Filter the listing below, keeping every line that holds "updates".

== PROVIDED RECORDS ==
---+---

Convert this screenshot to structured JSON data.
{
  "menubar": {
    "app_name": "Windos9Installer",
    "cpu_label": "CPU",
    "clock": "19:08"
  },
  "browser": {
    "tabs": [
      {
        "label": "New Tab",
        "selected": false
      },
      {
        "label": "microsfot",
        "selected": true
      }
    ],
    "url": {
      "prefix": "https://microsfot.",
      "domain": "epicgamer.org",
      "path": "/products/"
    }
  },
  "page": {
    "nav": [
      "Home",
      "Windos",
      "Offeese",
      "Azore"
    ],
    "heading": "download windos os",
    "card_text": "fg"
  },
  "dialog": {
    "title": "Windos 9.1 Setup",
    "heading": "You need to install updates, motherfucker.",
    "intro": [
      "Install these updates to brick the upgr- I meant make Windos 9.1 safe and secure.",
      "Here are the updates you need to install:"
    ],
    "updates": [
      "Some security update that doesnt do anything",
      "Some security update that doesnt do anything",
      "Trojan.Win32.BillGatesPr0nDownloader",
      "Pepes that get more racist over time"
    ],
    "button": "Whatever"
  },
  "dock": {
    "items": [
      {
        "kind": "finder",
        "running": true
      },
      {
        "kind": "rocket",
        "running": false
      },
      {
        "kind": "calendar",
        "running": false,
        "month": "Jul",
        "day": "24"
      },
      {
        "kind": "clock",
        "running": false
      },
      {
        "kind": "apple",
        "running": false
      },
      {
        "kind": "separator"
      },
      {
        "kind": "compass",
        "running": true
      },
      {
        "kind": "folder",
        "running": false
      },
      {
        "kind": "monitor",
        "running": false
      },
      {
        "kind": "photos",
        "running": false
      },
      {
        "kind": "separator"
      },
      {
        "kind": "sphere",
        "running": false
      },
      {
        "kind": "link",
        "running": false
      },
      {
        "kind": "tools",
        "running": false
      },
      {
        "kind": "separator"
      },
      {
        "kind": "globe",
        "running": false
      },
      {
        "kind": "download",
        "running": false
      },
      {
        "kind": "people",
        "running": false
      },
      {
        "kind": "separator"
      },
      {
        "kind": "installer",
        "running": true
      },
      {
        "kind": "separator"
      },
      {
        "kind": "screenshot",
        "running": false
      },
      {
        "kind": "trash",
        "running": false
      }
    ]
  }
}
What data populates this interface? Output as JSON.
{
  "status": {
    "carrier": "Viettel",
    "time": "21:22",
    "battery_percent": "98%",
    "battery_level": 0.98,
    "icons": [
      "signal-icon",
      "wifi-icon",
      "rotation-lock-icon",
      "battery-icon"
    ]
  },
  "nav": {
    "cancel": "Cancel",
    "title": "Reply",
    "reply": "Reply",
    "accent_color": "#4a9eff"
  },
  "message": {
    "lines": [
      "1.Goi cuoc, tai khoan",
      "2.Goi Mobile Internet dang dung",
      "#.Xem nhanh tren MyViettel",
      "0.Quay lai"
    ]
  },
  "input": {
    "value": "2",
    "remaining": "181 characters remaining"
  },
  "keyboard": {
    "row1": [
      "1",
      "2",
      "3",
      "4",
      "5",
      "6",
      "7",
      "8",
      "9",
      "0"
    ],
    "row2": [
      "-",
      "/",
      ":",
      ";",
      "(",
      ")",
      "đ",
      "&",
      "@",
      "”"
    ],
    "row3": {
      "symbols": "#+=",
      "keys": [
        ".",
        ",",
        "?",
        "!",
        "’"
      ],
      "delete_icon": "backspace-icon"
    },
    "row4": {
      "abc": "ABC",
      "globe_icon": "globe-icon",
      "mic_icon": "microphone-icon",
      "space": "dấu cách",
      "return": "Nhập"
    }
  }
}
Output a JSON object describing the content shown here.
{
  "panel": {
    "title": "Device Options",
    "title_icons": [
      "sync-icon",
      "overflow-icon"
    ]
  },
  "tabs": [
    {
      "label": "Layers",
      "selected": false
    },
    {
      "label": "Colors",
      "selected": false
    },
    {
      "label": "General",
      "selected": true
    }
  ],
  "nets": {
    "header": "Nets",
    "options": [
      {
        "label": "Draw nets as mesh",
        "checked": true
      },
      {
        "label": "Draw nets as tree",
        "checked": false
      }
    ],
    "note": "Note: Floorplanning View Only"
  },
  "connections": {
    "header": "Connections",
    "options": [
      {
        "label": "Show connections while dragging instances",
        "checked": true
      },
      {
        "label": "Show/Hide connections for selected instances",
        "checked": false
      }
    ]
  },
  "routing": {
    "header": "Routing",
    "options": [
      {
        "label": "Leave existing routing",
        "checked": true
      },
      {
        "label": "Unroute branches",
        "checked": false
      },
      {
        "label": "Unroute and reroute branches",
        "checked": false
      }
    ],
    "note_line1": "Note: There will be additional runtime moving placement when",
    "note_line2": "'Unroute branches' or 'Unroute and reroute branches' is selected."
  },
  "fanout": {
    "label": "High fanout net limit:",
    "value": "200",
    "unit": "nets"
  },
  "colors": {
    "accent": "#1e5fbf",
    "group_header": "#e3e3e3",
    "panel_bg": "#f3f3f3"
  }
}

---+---

== WRITTEN RESPONSE ==
    "heading": "You need to install updates, motherfucker.",
      "Install these updates to brick the upgr- I meant make Windos 9.1 safe and secure.",
      "Here are the updates you need to install:"
    "updates": [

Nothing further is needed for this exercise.